Before long you see the tell-tale signs that you’re losing them: glum expressions, shifting in the seats, the furtive glances at cell phones. Then you get nervous and start to show it. Before long, it’s clear the presentation you had such high hopes for has turned into a lost opportunity to engage an important audience.

You’ll find the complete article here.

 

Great CEO Speeches: An Interview with Jan Fox

Jan Fox

Jan Fox

Simply put, Jan Fox – speech coach extraordinaire, four time Emmy winner, author, and keynoter – is a dynamo. If you get a chance to hear one of her presentations, do NOT miss it! She’s amazingly engaging and informative. I recently had the chance to talk with her about the changing role of CEO speeches in the business world.

JP: How important is public speaking for an executive?

JF: Research shows that public speaking is the number one way to grow business. I think that’s especially true for a local business. The best advertising is face to face, so a CEO has to find a platform where he or she can speak to an audience. If a CEO is or wants to be a thought leader, it’s all the more important to be seen and heard.

JP: There have been a lot of changes in business and in communications technology in recent years. What impact have they had on CEO speeches?

JF: Sequestration, the ups and downs of the economy, smaller staffs, bigger workloads…when there is so much change going on, how a top executive speaks about change will determine how the people will follow – employees, investors, customers.

At the same time, Twitter, Facebook, and other forms of social media have changed the way people respond to words. Now leaders have to be able to speak so their audiences can visualize what they’re talking about quickly. They have to speak in 12 -15 word sentences. Active voice. If they want the audience to remember anything they say, they have to use more stories. That can be very difficult for executives who are used to speaking in statistics and charts.

JP: As you know better than anyone, many CEOs are not only poor speakers, they are scared to even stand in front of an audience. How do you help them change?

JF: For me, the key is to find a starting point, to get my foot in the door. I never talk about the need to “get over your nerves,” I never use the phrases “self-confidence” or “self-esteem.”

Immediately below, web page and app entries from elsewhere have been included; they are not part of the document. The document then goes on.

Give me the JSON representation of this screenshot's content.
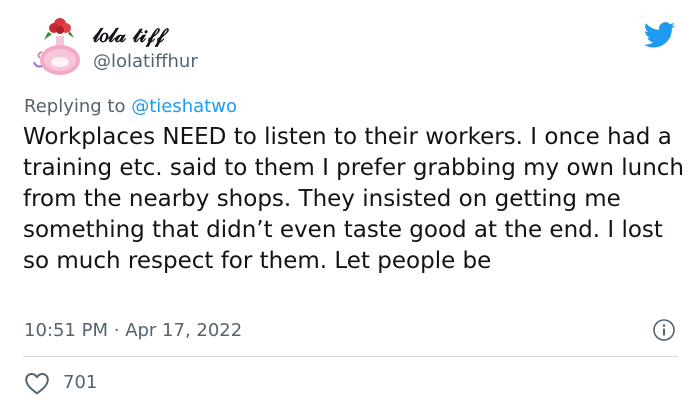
{
  "author": {
    "display_name": "𝓁𝑜𝓁𝒶 𝓉𝒾𝒻𝒻",
    "handle": "@lolatiffhur"
  },
  "reply": {
    "prefix": "Replying to",
    "mention": "@tieshatwo"
  },
  "tweet": {
    "text": "Workplaces NEED to listen to their workers. I once had a training etc. said to them I prefer grabbing my own lunch from the nearby shops. They insisted on getting me something that didn’t even taste good at the end. I lost so much respect for them. Let people be",
    "time": "10:51 PM",
    "separator": "·",
    "date": "Apr 17, 2022"
  },
  "stats": {
    "likes": "701"
  },
  "colors": {
    "brand": "#1d9bf0",
    "muted": "#536471",
    "text": "#0f1419",
    "divider": "#cfd9de"
  },
  "icons": {
    "logo": "twitter-bird-icon",
    "info": "info-icon",
    "like": "heart-icon",
    "avatar": "perfume-bottle-avatar"
  }
}
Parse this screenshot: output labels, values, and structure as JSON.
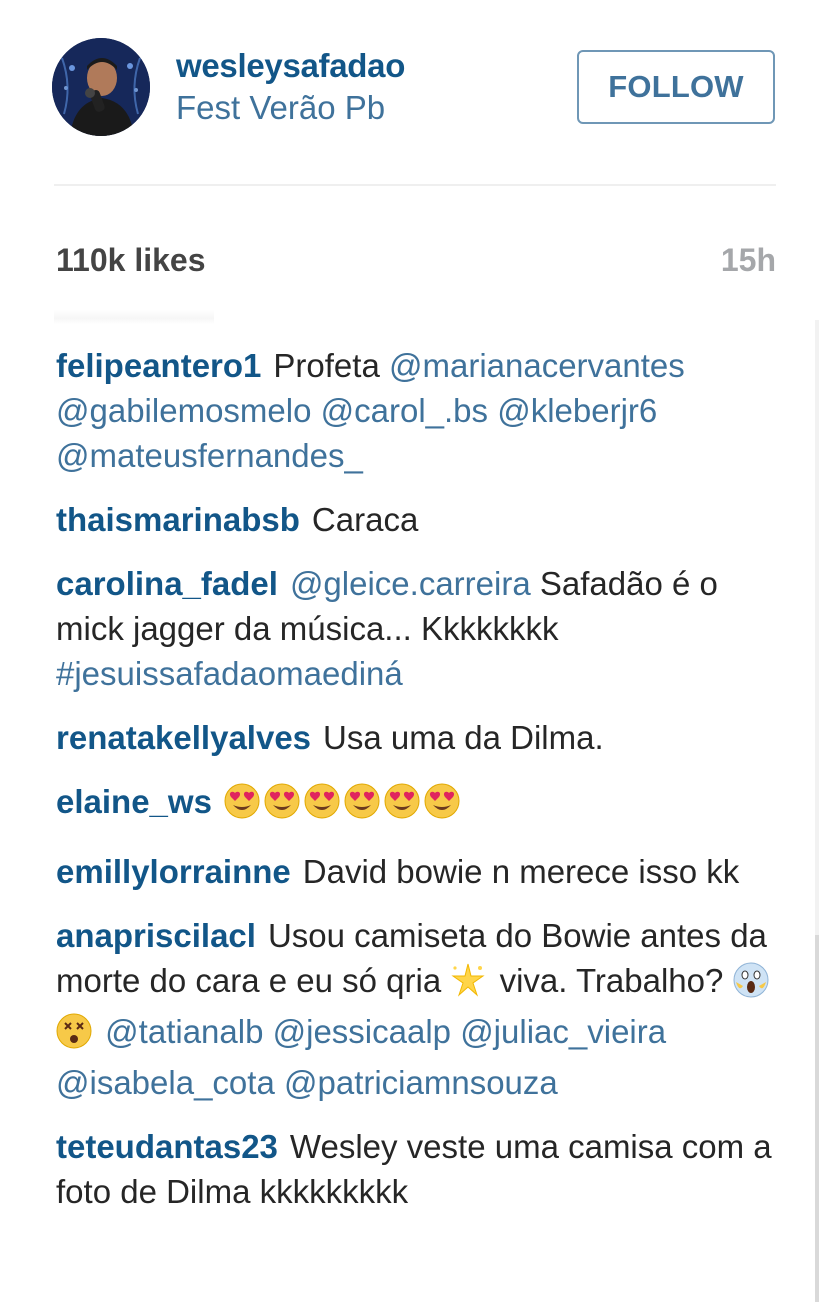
{
  "header": {
    "username": "wesleysafadao",
    "location": "Fest Verão Pb",
    "follow_label": "FOLLOW"
  },
  "stats": {
    "likes": "110k likes",
    "time": "15h"
  },
  "colors": {
    "username": "#125688",
    "link": "#3f729b",
    "text": "#262626",
    "muted": "#a5a7aa"
  },
  "comments": [
    {
      "author": "felipeantero1",
      "parts": [
        {
          "type": "text",
          "value": "Profeta"
        },
        {
          "type": "mention",
          "value": "@marianacervantes"
        },
        {
          "type": "mention",
          "value": "@gabilemosmelo"
        },
        {
          "type": "mention",
          "value": "@carol_.bs"
        },
        {
          "type": "mention",
          "value": "@kleberjr6"
        },
        {
          "type": "mention",
          "value": "@mateusfernandes_"
        }
      ]
    },
    {
      "author": "thaismarinabsb",
      "parts": [
        {
          "type": "text",
          "value": "Caraca"
        }
      ]
    },
    {
      "author": "carolina_fadel",
      "parts": [
        {
          "type": "mention",
          "value": "@gleice.carreira"
        },
        {
          "type": "text",
          "value": "Safadão é o mick jagger da música... Kkkkkkkk"
        },
        {
          "type": "hashtag",
          "value": "#jesuissafadaomaediná"
        }
      ]
    },
    {
      "author": "renatakellyalves",
      "parts": [
        {
          "type": "text",
          "value": "Usa uma da Dilma."
        }
      ]
    },
    {
      "author": "elaine_ws",
      "parts": [
        {
          "type": "emoji",
          "icon": "heart-eyes-emoji-icon",
          "count": 6
        }
      ]
    },
    {
      "author": "emillylorrainne",
      "parts": [
        {
          "type": "text",
          "value": "David bowie n merece isso kk"
        }
      ]
    },
    {
      "author": "anapriscilacl",
      "parts": [
        {
          "type": "text",
          "value": "Usou camiseta do Bowie antes da morte do cara e eu só qria"
        },
        {
          "type": "emoji",
          "icon": "sparkle-star-icon",
          "count": 1
        },
        {
          "type": "text",
          "value": "viva. Trabalho?"
        },
        {
          "type": "emoji",
          "icon": "screaming-face-icon",
          "count": 1
        },
        {
          "type": "emoji",
          "icon": "dizzy-face-icon",
          "count": 1
        },
        {
          "type": "mention",
          "value": "@tatianalb"
        },
        {
          "type": "mention",
          "value": "@jessicaalp"
        },
        {
          "type": "mention",
          "value": "@juliac_vieira"
        },
        {
          "type": "mention",
          "value": "@isabela_cota"
        },
        {
          "type": "mention",
          "value": "@patriciamnsouza"
        }
      ]
    },
    {
      "author": "teteudantas23",
      "parts": [
        {
          "type": "text",
          "value": "Wesley veste uma camisa com a foto de Dilma kkkkkkkkk"
        }
      ]
    }
  ]
}
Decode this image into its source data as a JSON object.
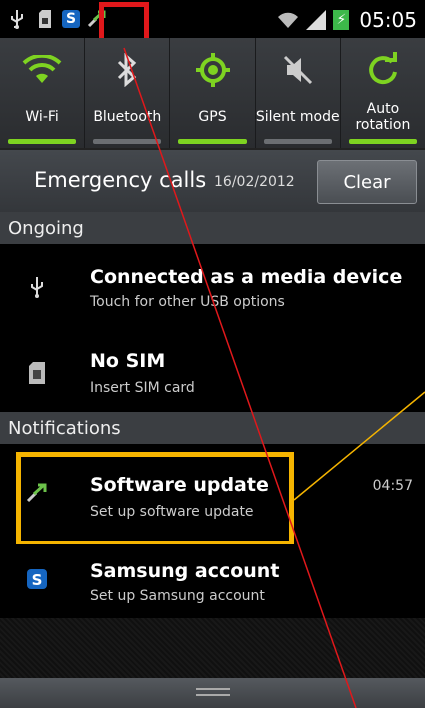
{
  "status_bar": {
    "time": "05:05",
    "icons": [
      "usb-icon",
      "sd-card-icon",
      "samsung-s-icon",
      "software-update-icon",
      "wifi-signal-icon",
      "cell-signal-icon",
      "battery-charging-icon"
    ],
    "samsung_letter": "S"
  },
  "toggles": [
    {
      "label": "Wi-Fi",
      "icon": "wifi-icon",
      "on": true
    },
    {
      "label": "Bluetooth",
      "icon": "bluetooth-icon",
      "on": false
    },
    {
      "label": "GPS",
      "icon": "gps-icon",
      "on": true
    },
    {
      "label": "Silent mode",
      "icon": "silent-mode-icon",
      "on": false
    },
    {
      "label": "Auto rotation",
      "icon": "rotation-icon",
      "on": true
    }
  ],
  "emergency": {
    "text": "Emergency calls",
    "date": "16/02/2012",
    "clear_label": "Clear"
  },
  "sections": {
    "ongoing": "Ongoing",
    "notifications": "Notifications"
  },
  "ongoing": [
    {
      "title": "Connected as a media device",
      "subtitle": "Touch for other USB options",
      "icon": "usb-icon"
    },
    {
      "title": "No SIM",
      "subtitle": "Insert SIM card",
      "icon": "sim-card-icon"
    }
  ],
  "notifications": [
    {
      "title": "Software update",
      "subtitle": "Set up software update",
      "time": "04:57",
      "icon": "software-update-icon"
    },
    {
      "title": "Samsung account",
      "subtitle": "Set up Samsung account",
      "icon": "samsung-account-icon"
    }
  ],
  "colors": {
    "toggle_on": "#7ed321",
    "highlight_red": "#e0181b",
    "highlight_yellow": "#f5b400",
    "samsung_blue": "#1565c0"
  }
}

Instead, I often coach from the outside in, looking for the small ways speakers are holding themselves in – clutching their elbows to their rib cages, crossing their hands over their belly buttons, their faces down as if to drool on their shoes. We make a few simple changes, they see themselves on a simple iphone video, and they start to feel more relaxed and confident.

JP: How do you build on those first small changes?

JF:I might have them throw away their script, and just write down a few words from each paragraph of the presentation. I’ll say, “Now just tell it to me.” I’ll show them how to build a visual power point – all pictures or graphics. They can look at the visual and say the whole speech without memorizing anything. They’re shocked that they can do it!

I’ll ask them, “What happens if you take a couple of steps to the right or left of the podium, and just tell people what you know, as if you were chatting with friends at a bar or in your living room?” They become “one of the group” – not alone at the front of the room.
At some point in the process — and you can never tell exactly where it will be – a light bulb comes on. They start to get it — to get comfortable with speaking. Once that light is on, everything else in the coaching process flows very smoothly. They won’t go back to being stiff, stilted, scared, and quickly forgotten.

To learn more from Jan Fox, check out her Web site, and her books and articles.